=== SOURCE DATA ===

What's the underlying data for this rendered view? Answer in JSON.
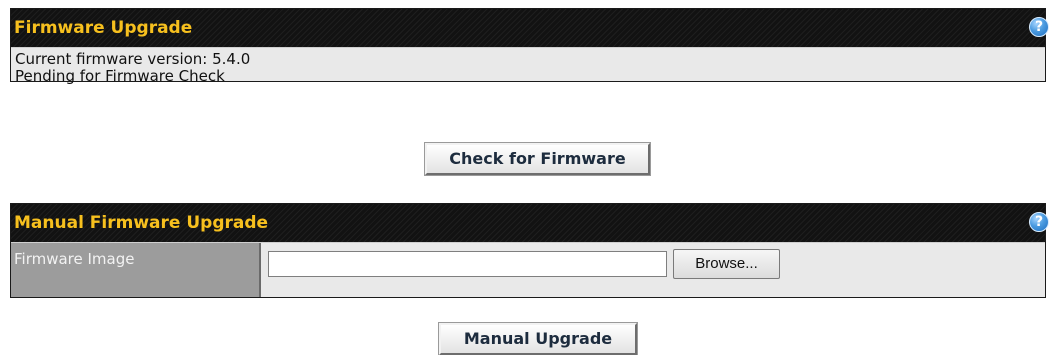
{
  "firmware_upgrade": {
    "title": "Firmware Upgrade",
    "help_icon": "?",
    "current_version_text": "Current firmware version: 5.4.0",
    "status_text": "Pending for Firmware Check",
    "check_button_label": "Check for Firmware"
  },
  "manual_upgrade": {
    "title": "Manual Firmware Upgrade",
    "help_icon": "?",
    "field_label": "Firmware Image",
    "file_value": "",
    "browse_label": "Browse...",
    "upgrade_button_label": "Manual Upgrade"
  },
  "colors": {
    "header_background": "#121212",
    "header_title": "#f7c01e",
    "body_background": "#e9e9e9",
    "label_cell_background": "#9c9c9c"
  },
  "icons": {
    "help": "help-icon"
  }
}
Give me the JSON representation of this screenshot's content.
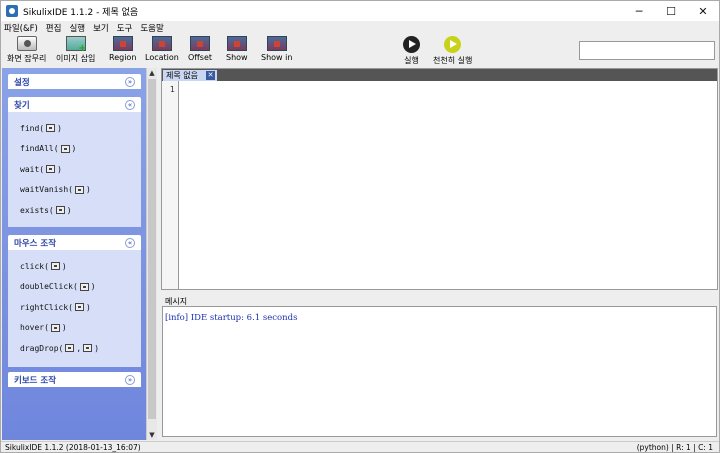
{
  "window": {
    "title": "SikulixIDE 1.1.2 - 제목 없음",
    "minimize": "─",
    "maximize": "☐",
    "close": "✕"
  },
  "menu": [
    "파일(&F)",
    "편집",
    "실행",
    "보기",
    "도구",
    "도움말"
  ],
  "toolbar": {
    "capture": "화면 잡무리",
    "insert_image": "이미지 삽입",
    "region": "Region",
    "location": "Location",
    "offset": "Offset",
    "show": "Show",
    "show_in": "Show in",
    "run": "실행",
    "run_slow": "천천히 실행",
    "search_value": ""
  },
  "sidebar": {
    "settings": {
      "title": "설정",
      "chevron": "»"
    },
    "find": {
      "title": "찾기",
      "chevron": "«",
      "items": [
        {
          "pre": "find(",
          "post": ")"
        },
        {
          "pre": "findAll(",
          "post": ")"
        },
        {
          "pre": "wait(",
          "post": ")"
        },
        {
          "pre": "waitVanish(",
          "post": ")"
        },
        {
          "pre": "exists(",
          "post": ")"
        }
      ]
    },
    "mouse": {
      "title": "마우스 조작",
      "chevron": "«",
      "items": [
        {
          "pre": "click(",
          "post": ")"
        },
        {
          "pre": "doubleClick(",
          "post": ")"
        },
        {
          "pre": "rightClick(",
          "post": ")"
        },
        {
          "pre": "hover(",
          "post": ")"
        },
        {
          "pre": "dragDrop(",
          "mid": ",",
          "post": ")"
        }
      ]
    },
    "keyboard": {
      "title": "키보드 조작",
      "chevron": "»"
    }
  },
  "editor": {
    "tab_label": "제목 없음",
    "tab_close": "✕",
    "line": "1"
  },
  "messages": {
    "label": "메시지",
    "lines": [
      "[info] IDE startup: 6.1 seconds"
    ]
  },
  "status": {
    "left": "SikulixIDE 1.1.2 (2018-01-13_16:07)",
    "right": "(python) | R: 1 | C: 1"
  }
}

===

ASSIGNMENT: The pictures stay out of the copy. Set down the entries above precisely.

OUTPUT BELOW:
What's the underlying data for this rendered view? Answer in JSON.
{
  "firmware_upgrade": {
    "title": "Firmware Upgrade",
    "help_icon": "?",
    "current_version_text": "Current firmware version: 5.4.0",
    "status_text": "Pending for Firmware Check",
    "check_button_label": "Check for Firmware"
  },
  "manual_upgrade": {
    "title": "Manual Firmware Upgrade",
    "help_icon": "?",
    "field_label": "Firmware Image",
    "file_value": "",
    "browse_label": "Browse...",
    "upgrade_button_label": "Manual Upgrade"
  },
  "colors": {
    "header_background": "#121212",
    "header_title": "#f7c01e",
    "body_background": "#e9e9e9",
    "label_cell_background": "#9c9c9c"
  },
  "icons": {
    "help": "help-icon"
  }
}
Give me the JSON representation of this screenshot's content.
{
  "window": {
    "title": "SikulixIDE 1.1.2 - 제목 없음",
    "minimize": "─",
    "maximize": "☐",
    "close": "✕"
  },
  "menu": [
    "파일(&F)",
    "편집",
    "실행",
    "보기",
    "도구",
    "도움말"
  ],
  "toolbar": {
    "capture": "화면 잡무리",
    "insert_image": "이미지 삽입",
    "region": "Region",
    "location": "Location",
    "offset": "Offset",
    "show": "Show",
    "show_in": "Show in",
    "run": "실행",
    "run_slow": "천천히 실행",
    "search_value": ""
  },
  "sidebar": {
    "settings": {
      "title": "설정",
      "chevron": "»"
    },
    "find": {
      "title": "찾기",
      "chevron": "«",
      "items": [
        {
          "pre": "find(",
          "post": ")"
        },
        {
          "pre": "findAll(",
          "post": ")"
        },
        {
          "pre": "wait(",
          "post": ")"
        },
        {
          "pre": "waitVanish(",
          "post": ")"
        },
        {
          "pre": "exists(",
          "post": ")"
        }
      ]
    },
    "mouse": {
      "title": "마우스 조작",
      "chevron": "«",
      "items": [
        {
          "pre": "click(",
          "post": ")"
        },
        {
          "pre": "doubleClick(",
          "post": ")"
        },
        {
          "pre": "rightClick(",
          "post": ")"
        },
        {
          "pre": "hover(",
          "post": ")"
        },
        {
          "pre": "dragDrop(",
          "mid": ",",
          "post": ")"
        }
      ]
    },
    "keyboard": {
      "title": "키보드 조작",
      "chevron": "»"
    }
  },
  "editor": {
    "tab_label": "제목 없음",
    "tab_close": "✕",
    "line": "1"
  },
  "messages": {
    "label": "메시지",
    "lines": [
      "[info] IDE startup: 6.1 seconds"
    ]
  },
  "status": {
    "left": "SikulixIDE 1.1.2 (2018-01-13_16:07)",
    "right": "(python) | R: 1 | C: 1"
  }
}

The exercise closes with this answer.